NewsMissoula County


Current Events: New zoning codes, energy efficiency, recreation center expansion

Posted at 10:37 AM, May 09, 2022
and last updated 2022-05-09 12:43:03-04

MISSOULA - We chatted with Missoula Current founding editor Martin Kidston to learn more about efforts to revamp of local building codes, energy-efficiency efforts, and a proposed upgrade to a popular Missoula swimming destination.

"The County is doing land-use reform, and the City is doing code reform as well, and while this doesn't sound very sexy it's actually a very big deal. On the city side, it's an effort to streamline all codes, all policies, all major buildings, which has all streamlined the process to make it easier for residents to have predictability, to know what is around them,” Kidston explained.

“For developers, it will make it a more predictable for developers to know what they can and can't do. Part of the problem over the last couple of years is that the City's growth policy doesn't align with current zoning. The growth policy is an idealistic idea of how the city wants to grow. The zoning does something completely different now, so the city more often than not has rezoned properties. That is a pain in the rear for developers, and it also causes unneeded unpredictability for neighborhoods. This code reform will bring all this into alignment once and for all.”

“I think generally it will be a positive. There may be some nuances to this that may cause some controversy, such as changing policy in established neighborhoods," Kidston continued. "If you live in a traditional single-family neighborhood where the city may look at changing zoning. It could bring changes to some established neighborhoods, but it could add predictability to others to know who is going to move in next door.

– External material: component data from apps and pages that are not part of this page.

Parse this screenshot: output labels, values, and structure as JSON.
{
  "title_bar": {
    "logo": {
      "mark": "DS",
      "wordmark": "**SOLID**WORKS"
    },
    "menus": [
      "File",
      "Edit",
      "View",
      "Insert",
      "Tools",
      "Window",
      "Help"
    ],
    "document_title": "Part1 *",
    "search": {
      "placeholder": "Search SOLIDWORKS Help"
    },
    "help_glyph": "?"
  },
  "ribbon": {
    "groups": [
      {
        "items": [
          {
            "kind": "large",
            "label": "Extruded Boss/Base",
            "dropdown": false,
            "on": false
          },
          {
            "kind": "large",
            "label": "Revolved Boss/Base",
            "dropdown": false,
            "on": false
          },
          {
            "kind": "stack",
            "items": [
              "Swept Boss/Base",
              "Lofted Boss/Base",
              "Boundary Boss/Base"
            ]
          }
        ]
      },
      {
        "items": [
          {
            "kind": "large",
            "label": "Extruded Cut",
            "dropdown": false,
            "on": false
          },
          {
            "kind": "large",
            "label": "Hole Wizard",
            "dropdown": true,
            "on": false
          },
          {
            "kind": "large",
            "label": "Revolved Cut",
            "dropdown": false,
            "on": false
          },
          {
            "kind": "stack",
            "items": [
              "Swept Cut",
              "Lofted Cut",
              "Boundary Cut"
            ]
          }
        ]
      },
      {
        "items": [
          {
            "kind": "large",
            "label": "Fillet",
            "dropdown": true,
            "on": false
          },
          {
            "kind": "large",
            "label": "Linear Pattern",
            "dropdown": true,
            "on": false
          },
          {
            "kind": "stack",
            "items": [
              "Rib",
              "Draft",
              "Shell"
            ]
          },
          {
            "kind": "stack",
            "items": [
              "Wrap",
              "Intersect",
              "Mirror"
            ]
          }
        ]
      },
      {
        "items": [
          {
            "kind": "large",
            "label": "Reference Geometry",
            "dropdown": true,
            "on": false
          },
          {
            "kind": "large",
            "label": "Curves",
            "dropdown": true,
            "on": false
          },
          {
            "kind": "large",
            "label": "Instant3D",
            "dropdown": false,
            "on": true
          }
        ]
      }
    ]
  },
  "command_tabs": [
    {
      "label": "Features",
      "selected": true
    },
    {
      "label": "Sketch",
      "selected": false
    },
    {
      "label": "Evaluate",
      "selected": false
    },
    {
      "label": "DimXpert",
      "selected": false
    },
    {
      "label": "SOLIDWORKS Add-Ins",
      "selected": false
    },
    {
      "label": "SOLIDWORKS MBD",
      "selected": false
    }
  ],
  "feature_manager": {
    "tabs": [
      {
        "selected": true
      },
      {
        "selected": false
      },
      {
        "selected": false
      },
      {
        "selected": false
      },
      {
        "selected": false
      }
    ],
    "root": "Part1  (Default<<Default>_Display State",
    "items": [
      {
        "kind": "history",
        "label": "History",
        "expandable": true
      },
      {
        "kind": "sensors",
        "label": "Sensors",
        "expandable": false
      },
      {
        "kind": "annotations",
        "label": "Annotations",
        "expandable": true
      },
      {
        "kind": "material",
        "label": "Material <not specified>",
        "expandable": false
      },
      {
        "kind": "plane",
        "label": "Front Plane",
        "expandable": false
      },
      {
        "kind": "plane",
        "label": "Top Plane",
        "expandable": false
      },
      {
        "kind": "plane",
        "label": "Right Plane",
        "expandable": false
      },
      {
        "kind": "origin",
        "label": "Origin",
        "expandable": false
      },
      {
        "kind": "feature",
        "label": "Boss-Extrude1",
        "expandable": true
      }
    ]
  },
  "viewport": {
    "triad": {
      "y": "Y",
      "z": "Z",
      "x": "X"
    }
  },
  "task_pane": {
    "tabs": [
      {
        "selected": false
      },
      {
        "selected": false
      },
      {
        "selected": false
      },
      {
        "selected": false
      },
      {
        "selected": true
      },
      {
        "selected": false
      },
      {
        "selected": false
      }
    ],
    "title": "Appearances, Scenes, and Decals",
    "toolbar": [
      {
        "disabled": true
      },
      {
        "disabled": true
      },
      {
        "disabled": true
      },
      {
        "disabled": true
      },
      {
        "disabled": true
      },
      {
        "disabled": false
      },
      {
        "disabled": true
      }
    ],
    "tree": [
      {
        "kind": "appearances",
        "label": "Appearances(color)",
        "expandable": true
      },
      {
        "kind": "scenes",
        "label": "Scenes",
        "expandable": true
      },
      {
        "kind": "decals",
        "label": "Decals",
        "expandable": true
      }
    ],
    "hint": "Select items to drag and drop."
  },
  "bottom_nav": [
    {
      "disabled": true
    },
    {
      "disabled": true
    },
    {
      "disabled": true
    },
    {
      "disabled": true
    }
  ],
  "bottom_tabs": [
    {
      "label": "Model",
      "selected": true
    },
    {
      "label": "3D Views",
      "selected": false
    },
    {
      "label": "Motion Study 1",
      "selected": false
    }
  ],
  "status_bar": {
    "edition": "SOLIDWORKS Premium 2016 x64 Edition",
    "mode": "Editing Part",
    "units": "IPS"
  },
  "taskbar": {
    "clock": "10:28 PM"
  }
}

A familiar name moving back into the picture in Missoula with Bryan von Lossberg tapped to head up clean energy efforts in Missoula.

“Bryan von Losssberg served a couple of terms on city council, the last term as council president. He has been foremost in the city's effort to attain 100% clean electricity. Some of his other climate goals include [the] Zero Waste initiative. He was on the city council when all these policies and goals were adopted,” Kidston said. “He left the council last year, but the city has hired him as a consultant to help the city pursue those goals while the city's new climate action specialist gets up to speed. That's a new position that the city-funded last year in the budget with a private action specialist.”

“They're paying von Lossberg with what is left of that. Both efforts will lead the city closer to achieving their climate goals, they hope. They're working with NorthWestern Energy on a green tariff,” Kidston continued. “Bryan knows all these things, he's familiar with the players. He has partnerships, he's an energy expert in some ways. He'll be a big help with the city, moving in the right direction there.

Finally, Missoula City Council has approved the concept design to upgrade Missoula Currents in an effort to make it bigger and a lot more versatile. But, there hasn't been a lot of talk about how to pay for the proposed changes.

“We've seen what direction that takes in the past. This is a $44 million project, which is probably beyond the reach of simple fundraising and bake sales. In that past -- like we've seen with the library and Fort Missoula Regional Park -- these projects are paid for with a general obligation bond,” Kidston noted. “While we're not sure because they haven't stated so, there is a possibility that Missoula voters could be voting on this year or next."